The insect family Nabidae contains the damsel bugs. There are over 500 species in 20 genera.[1] They are soft-bodied, elongate, winged terrestrial predators. Many damsel bugs catch and hold prey with their forelegs, similar to mantids. They are considered helpful species in agriculture because of their predation on many types of crop pests.[2]

Temporal range: Cenomanian–Recent
Nabis rugosus
Scientific classification Edit this classification
Domain: Eukaryota
Kingdom: Animalia
Phylum: Arthropoda
Class: Insecta
Order: Hemiptera
Suborder: Heteroptera
Infraorder: Cimicomorpha
Family: Nabidae
Costa, 1853


Nabis biformis
Prostemma albimacula
Himacerus apterus

Damsel bugs of the genus Nabis are the most common. They and other genera are most numerous in fields of legumes such as alfalfa, but they can be found in many other crops and in non-cultivated areas. They are yellow to tan in color and have large, bulbous eyes and stiltlike legs. They are generalist predators, catching almost any insect smaller than themselves, and cannibalizing each other when no other food is available. Several species have bitten humans.[3] Members of the subfamily Prostemmatinae reproduce by traumatic insemination.[4]

Genera Edit

These 23 genera belong to the family Nabidae:

Data sources: i = ITIS,[5] c = Catalogue of Life,[6] g = GBIF,[7] b =[8]

Evolutionary history Edit

Several fossil genera have been attributed to the family, including Karanabis from the Upper Jurassic Karabastau Formation of Kazakhstan, but it has subsequently been assigned to other families. The earliest definitive record of the family is Cretanazgul from the Cenomanian aged Burmese amber of Myanmar, belonging to the subfamily Prostemmatinae.[4]

References Edit

  1. ^ Faúndez, E. I. & M. A. Carvajal. 2014. Contribution to the knowledgment of the Nabis punctipennis Blanchard, 1852 complex (Hemiptera: Heteroptera: Nabidae) in Chile.

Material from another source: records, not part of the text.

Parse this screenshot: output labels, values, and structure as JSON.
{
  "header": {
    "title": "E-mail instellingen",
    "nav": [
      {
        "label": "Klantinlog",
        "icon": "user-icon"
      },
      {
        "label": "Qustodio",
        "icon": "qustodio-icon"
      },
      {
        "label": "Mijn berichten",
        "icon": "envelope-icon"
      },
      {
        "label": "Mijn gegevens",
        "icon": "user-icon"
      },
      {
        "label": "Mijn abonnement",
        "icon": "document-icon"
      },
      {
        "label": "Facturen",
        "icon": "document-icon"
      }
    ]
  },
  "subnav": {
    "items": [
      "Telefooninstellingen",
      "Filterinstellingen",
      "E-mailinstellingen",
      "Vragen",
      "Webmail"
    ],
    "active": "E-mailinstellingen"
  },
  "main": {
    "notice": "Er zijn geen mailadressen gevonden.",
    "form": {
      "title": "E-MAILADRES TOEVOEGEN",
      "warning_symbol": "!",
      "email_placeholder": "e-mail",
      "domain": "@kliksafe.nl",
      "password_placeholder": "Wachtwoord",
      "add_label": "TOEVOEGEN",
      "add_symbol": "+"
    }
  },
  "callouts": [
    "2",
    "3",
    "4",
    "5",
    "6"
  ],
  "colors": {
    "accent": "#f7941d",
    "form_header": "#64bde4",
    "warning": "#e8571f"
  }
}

Anales del Instituto de la Patagonia, 42(1): 63-69
  2. ^ Braman, S. K. 2000. Damsel bugs (Nabidae). Pp. 639–656. In: Schaefer C. W. & Panizzi A. R. (eds.): Heteroptera of Economic Importance. CRC Press, Boca Raton.
  3. ^ Faúndez, E. I. & M. A. Carvajal. 2011. A human case of bitting by Nabis punctipennis (Hemíptera: Heteroptera: Nabidae) in Chile. Acta Entomologica Musei Nationalis Pragae, 51(2): 407-409.
  4. ^ a b Garrouste, Romain; Schubnel, Thomas; Huang, Diying; Azar, Dany; Cai, Chenyang; Nel, André (April 2020). "Sexual conflict during Mesozoic: The first Cretaceous damsel bug in Burmese amber (Hemiptera: Heteroptera: Nabidae)". Cretaceous Research. 108: 104344. doi:10.1016/j.cretres.2019.104344.
  5. ^ "Nabidae Report". Integrated Taxonomic Information System. Retrieved 2018-04-30.
  6. ^ "Browse Nabidae". Catalogue of Life. Retrieved 2018-04-30.
  7. ^ "Nabidae". GBIF. Retrieved 2018-04-30.
  8. ^ "Nabidae Family Information". Retrieved 2018-04-30.

External links Edit

  Media related to Nabidae at Wikimedia Commons